# [TASK TO CARRY OUT]
For each line in the data below that holds "store", return a copy.

# [GIVEN RECORDS]
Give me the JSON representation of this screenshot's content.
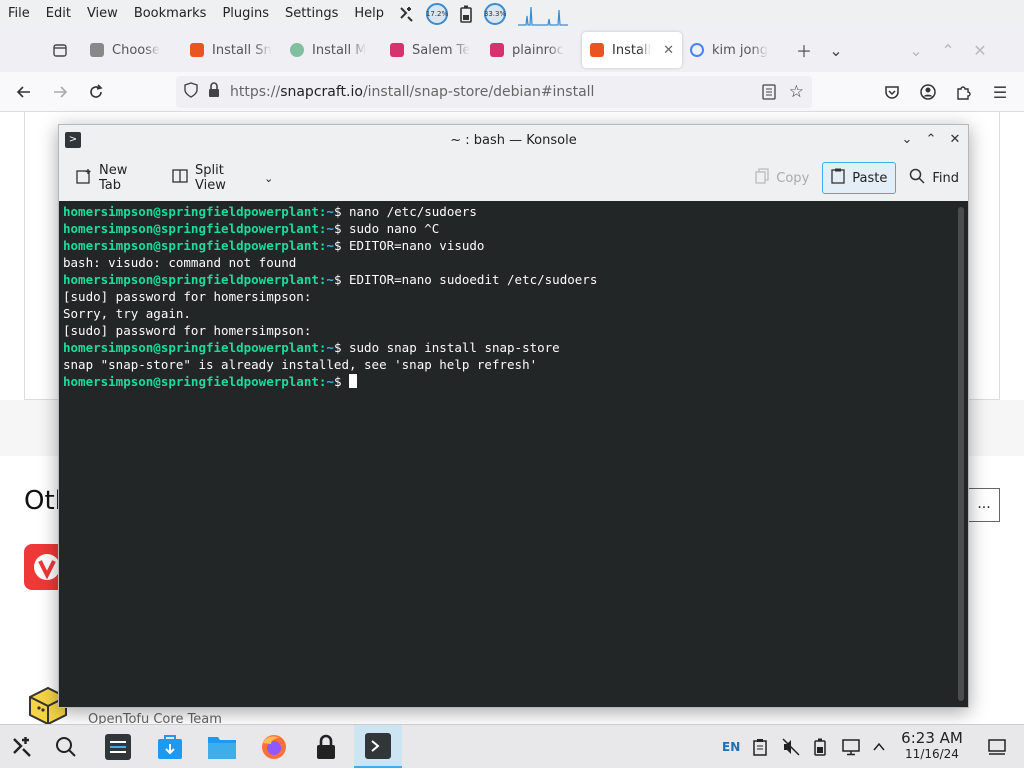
{
  "menubar": {
    "items": [
      "File",
      "Edit",
      "View",
      "Bookmarks",
      "Plugins",
      "Settings",
      "Help"
    ],
    "cpu_percent": "17.2%",
    "mem_percent": "33.3%"
  },
  "browser": {
    "tabs": [
      {
        "label": "Choose",
        "color": "#888888"
      },
      {
        "label": "Install Sn",
        "color": "#e95420"
      },
      {
        "label": "Install M",
        "color": "#82bea0"
      },
      {
        "label": "Salem Te",
        "color": "#d6336c"
      },
      {
        "label": "plainroc",
        "color": "#d6336c"
      },
      {
        "label": "Install",
        "color": "#e95420"
      },
      {
        "label": "kim jong",
        "color": "#4285f4"
      }
    ],
    "url_prefix": "https://",
    "url_domain": "snapcraft.io",
    "url_path": "/install/snap-store/debian#install"
  },
  "page": {
    "heading": "Otl",
    "more_button": "...",
    "team_label": "OpenTofu Core Team"
  },
  "konsole": {
    "title": "~ : bash — Konsole",
    "toolbar": {
      "new_tab": "New Tab",
      "split_view": "Split View",
      "copy": "Copy",
      "paste": "Paste",
      "find": "Find"
    },
    "prompt_user": "homersimpson@springfieldpowerplant",
    "prompt_path": "~",
    "lines": [
      {
        "prompt": true,
        "text": " nano /etc/sudoers"
      },
      {
        "prompt": true,
        "text": " sudo nano ^C"
      },
      {
        "prompt": true,
        "text": " EDITOR=nano visudo"
      },
      {
        "prompt": false,
        "text": "bash: visudo: command not found"
      },
      {
        "prompt": true,
        "text": " EDITOR=nano sudoedit /etc/sudoers"
      },
      {
        "prompt": false,
        "text": "[sudo] password for homersimpson:"
      },
      {
        "prompt": false,
        "text": "Sorry, try again."
      },
      {
        "prompt": false,
        "text": "[sudo] password for homersimpson:"
      },
      {
        "prompt": true,
        "text": " sudo snap install snap-store"
      },
      {
        "prompt": false,
        "text": "snap \"snap-store\" is already installed, see 'snap help refresh'"
      },
      {
        "prompt": true,
        "text": " ",
        "cursor": true
      }
    ]
  },
  "taskbar": {
    "language": "EN",
    "time": "6:23 AM",
    "date": "11/16/24"
  }
}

# [RESPONSE FOR THIS EXERCISE]
    "url_path": "/install/snap-store/debian#install"
        "text": " sudo snap install snap-store"
        "text": "snap \"snap-store\" is already installed, see 'snap help refresh'"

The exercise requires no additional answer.